### Dataset
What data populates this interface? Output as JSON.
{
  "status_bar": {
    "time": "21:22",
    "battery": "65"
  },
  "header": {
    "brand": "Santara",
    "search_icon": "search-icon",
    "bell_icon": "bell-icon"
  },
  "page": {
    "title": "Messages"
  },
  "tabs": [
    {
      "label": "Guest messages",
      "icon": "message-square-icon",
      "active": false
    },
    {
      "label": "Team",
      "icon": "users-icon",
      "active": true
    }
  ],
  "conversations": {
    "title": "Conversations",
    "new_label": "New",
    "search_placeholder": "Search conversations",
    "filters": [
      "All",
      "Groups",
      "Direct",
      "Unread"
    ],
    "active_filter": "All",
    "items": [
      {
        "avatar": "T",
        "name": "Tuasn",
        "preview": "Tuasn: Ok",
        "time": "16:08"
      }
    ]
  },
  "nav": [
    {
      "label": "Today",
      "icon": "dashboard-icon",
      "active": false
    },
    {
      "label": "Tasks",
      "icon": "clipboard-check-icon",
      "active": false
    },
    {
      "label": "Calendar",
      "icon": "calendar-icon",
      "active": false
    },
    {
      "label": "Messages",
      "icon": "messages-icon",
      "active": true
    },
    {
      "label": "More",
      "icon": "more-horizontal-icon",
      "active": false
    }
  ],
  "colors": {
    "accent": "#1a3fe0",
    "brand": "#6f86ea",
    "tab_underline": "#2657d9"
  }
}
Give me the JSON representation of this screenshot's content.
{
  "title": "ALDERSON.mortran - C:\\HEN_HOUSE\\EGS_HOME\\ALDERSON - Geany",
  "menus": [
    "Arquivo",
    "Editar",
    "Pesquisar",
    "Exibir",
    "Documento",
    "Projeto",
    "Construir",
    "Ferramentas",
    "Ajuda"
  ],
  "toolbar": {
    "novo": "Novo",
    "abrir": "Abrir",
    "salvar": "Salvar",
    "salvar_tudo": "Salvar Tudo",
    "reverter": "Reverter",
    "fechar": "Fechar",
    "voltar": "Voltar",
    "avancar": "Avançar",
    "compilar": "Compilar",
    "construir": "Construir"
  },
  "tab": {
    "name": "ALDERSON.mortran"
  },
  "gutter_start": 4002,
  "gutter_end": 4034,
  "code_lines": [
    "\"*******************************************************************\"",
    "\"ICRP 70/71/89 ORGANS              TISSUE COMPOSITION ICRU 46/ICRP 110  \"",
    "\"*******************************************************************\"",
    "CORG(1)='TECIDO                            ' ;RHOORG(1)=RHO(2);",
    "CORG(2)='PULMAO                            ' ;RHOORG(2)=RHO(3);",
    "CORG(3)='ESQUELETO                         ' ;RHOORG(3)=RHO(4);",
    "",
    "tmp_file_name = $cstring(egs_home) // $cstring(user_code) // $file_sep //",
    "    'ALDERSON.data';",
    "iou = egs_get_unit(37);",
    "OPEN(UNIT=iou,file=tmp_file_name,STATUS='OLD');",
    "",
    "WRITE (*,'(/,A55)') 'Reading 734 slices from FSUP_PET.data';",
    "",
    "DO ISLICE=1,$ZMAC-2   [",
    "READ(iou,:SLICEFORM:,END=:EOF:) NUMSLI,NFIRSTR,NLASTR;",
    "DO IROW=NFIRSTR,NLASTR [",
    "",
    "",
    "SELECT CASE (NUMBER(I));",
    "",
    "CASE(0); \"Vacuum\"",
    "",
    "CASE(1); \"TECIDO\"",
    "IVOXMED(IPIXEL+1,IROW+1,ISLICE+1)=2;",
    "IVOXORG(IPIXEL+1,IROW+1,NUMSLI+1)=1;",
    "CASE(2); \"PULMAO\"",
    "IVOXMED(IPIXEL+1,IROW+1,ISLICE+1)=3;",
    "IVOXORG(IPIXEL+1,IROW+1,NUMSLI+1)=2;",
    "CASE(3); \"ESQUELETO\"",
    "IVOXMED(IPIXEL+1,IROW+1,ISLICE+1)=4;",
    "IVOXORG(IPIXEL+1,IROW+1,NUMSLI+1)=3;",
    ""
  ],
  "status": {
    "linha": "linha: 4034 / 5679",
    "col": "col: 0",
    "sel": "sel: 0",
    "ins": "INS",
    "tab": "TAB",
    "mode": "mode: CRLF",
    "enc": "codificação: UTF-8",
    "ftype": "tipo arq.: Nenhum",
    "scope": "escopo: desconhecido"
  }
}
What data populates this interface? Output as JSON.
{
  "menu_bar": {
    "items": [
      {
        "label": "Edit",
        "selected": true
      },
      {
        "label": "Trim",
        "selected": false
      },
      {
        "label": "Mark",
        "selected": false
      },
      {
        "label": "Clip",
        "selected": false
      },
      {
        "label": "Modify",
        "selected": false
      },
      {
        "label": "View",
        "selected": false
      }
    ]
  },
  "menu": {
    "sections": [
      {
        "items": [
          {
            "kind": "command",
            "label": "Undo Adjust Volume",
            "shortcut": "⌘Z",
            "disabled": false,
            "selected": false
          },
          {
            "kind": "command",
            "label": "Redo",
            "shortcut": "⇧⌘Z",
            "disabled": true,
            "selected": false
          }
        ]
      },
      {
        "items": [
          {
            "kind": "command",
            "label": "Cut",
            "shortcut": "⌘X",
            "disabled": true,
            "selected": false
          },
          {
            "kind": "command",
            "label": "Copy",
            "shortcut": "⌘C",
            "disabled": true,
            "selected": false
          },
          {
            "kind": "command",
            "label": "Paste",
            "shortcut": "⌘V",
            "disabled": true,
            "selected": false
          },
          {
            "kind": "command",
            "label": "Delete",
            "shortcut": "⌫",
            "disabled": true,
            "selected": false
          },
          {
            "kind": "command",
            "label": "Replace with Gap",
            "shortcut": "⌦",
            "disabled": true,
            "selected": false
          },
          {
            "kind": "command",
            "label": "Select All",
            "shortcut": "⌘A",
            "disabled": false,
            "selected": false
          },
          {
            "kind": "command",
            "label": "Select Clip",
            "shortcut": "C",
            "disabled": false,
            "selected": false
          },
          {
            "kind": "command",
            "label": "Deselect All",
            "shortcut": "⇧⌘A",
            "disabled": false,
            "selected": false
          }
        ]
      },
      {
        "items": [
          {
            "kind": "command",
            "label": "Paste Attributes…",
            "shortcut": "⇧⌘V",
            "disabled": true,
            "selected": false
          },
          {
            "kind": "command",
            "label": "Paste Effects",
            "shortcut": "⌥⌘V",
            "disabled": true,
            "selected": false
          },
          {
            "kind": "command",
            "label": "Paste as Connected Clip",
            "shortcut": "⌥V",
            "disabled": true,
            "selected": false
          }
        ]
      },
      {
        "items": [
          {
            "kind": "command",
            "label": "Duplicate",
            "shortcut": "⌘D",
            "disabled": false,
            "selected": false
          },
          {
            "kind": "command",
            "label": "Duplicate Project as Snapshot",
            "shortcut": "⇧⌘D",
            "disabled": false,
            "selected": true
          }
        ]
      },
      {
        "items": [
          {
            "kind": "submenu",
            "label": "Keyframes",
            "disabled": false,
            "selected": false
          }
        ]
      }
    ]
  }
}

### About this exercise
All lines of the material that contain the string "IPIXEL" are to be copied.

### Solution to the problem
    "IVOXMED(IPIXEL+1,IROW+1,ISLICE+1)=2;",
    "IVOXORG(IPIXEL+1,IROW+1,NUMSLI+1)=1;",
    "IVOXMED(IPIXEL+1,IROW+1,ISLICE+1)=3;",
    "IVOXORG(IPIXEL+1,IROW+1,NUMSLI+1)=2;",
    "IVOXMED(IPIXEL+1,IROW+1,ISLICE+1)=4;",
    "IVOXORG(IPIXEL+1,IROW+1,NUMSLI+1)=3;",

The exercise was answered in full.